Your assignment -
Among the entries below, how many lines have the word "this"? Answer only with the number.

Data -
+ + + + +

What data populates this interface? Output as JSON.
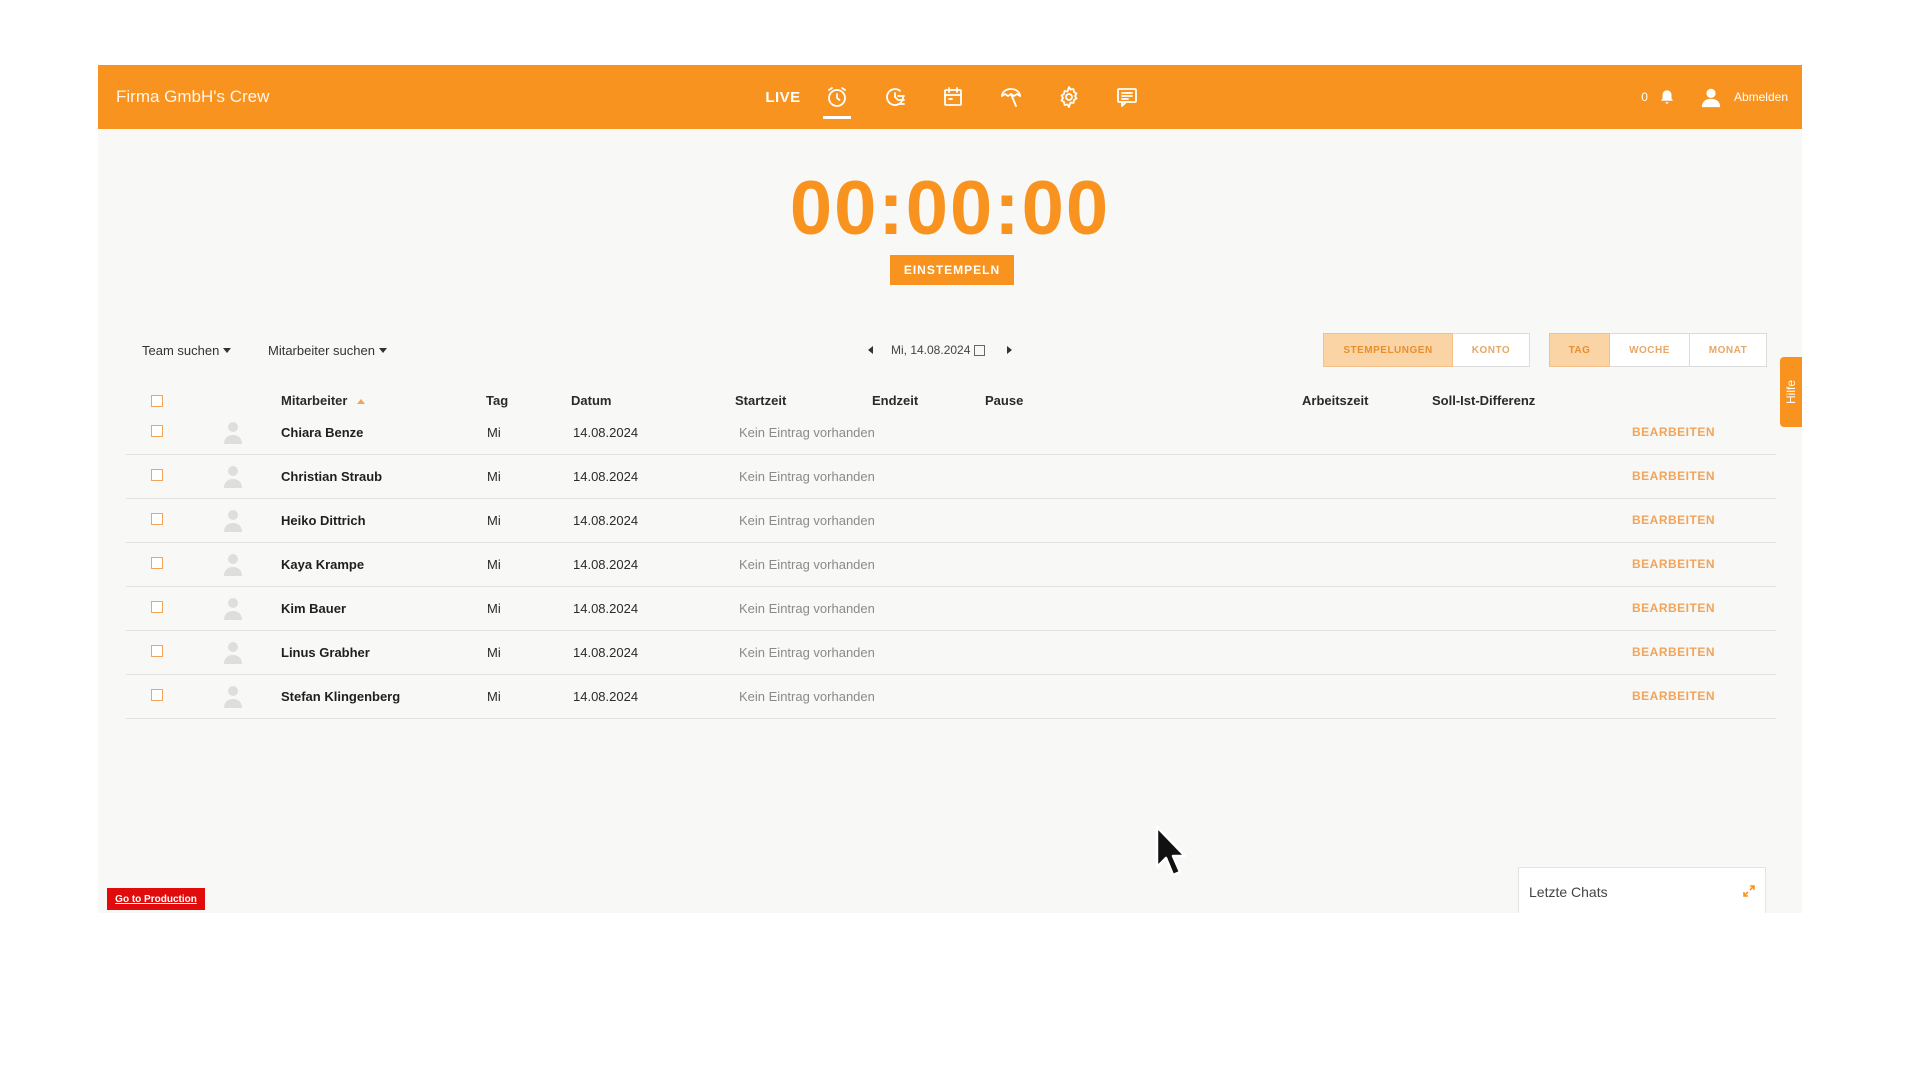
{
  "header": {
    "brand": "Firma GmbH's Crew",
    "live_label": "LIVE",
    "notification_count": "0",
    "logout_label": "Abmelden"
  },
  "timer": {
    "value": "00:00:00",
    "button_label": "EINSTEMPELN"
  },
  "filters": {
    "team_label": "Team suchen",
    "employee_label": "Mitarbeiter suchen",
    "date": "Mi, 14.08.2024"
  },
  "view_toggle": {
    "stamps": "STEMPELUNGEN",
    "account": "KONTO"
  },
  "period_toggle": {
    "day": "TAG",
    "week": "WOCHE",
    "month": "MONAT"
  },
  "help_label": "Hilfe",
  "table": {
    "headers": {
      "employee": "Mitarbeiter",
      "day": "Tag",
      "date": "Datum",
      "start": "Startzeit",
      "end": "Endzeit",
      "pause": "Pause",
      "worktime": "Arbeitszeit",
      "diff": "Soll-Ist-Differenz"
    },
    "rows": [
      {
        "name": "Chiara Benze",
        "day": "Mi",
        "date": "14.08.2024",
        "status": "Kein Eintrag vorhanden",
        "action": "BEARBEITEN"
      },
      {
        "name": "Christian Straub",
        "day": "Mi",
        "date": "14.08.2024",
        "status": "Kein Eintrag vorhanden",
        "action": "BEARBEITEN"
      },
      {
        "name": "Heiko Dittrich",
        "day": "Mi",
        "date": "14.08.2024",
        "status": "Kein Eintrag vorhanden",
        "action": "BEARBEITEN"
      },
      {
        "name": "Kaya Krampe",
        "day": "Mi",
        "date": "14.08.2024",
        "status": "Kein Eintrag vorhanden",
        "action": "BEARBEITEN"
      },
      {
        "name": "Kim Bauer",
        "day": "Mi",
        "date": "14.08.2024",
        "status": "Kein Eintrag vorhanden",
        "action": "BEARBEITEN"
      },
      {
        "name": "Linus Grabher",
        "day": "Mi",
        "date": "14.08.2024",
        "status": "Kein Eintrag vorhanden",
        "action": "BEARBEITEN"
      },
      {
        "name": "Stefan Klingenberg",
        "day": "Mi",
        "date": "14.08.2024",
        "status": "Kein Eintrag vorhanden",
        "action": "BEARBEITEN"
      }
    ]
  },
  "production_button": "Go to Production",
  "chats": {
    "title": "Letzte Chats"
  },
  "colors": {
    "accent": "#f9931f",
    "accent_light": "#fbd4a5",
    "danger": "#e20b0b"
  }
}
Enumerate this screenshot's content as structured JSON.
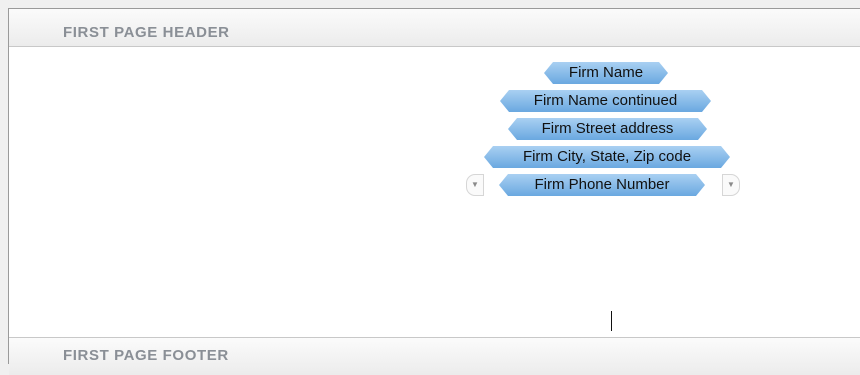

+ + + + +

Answer for the task -
2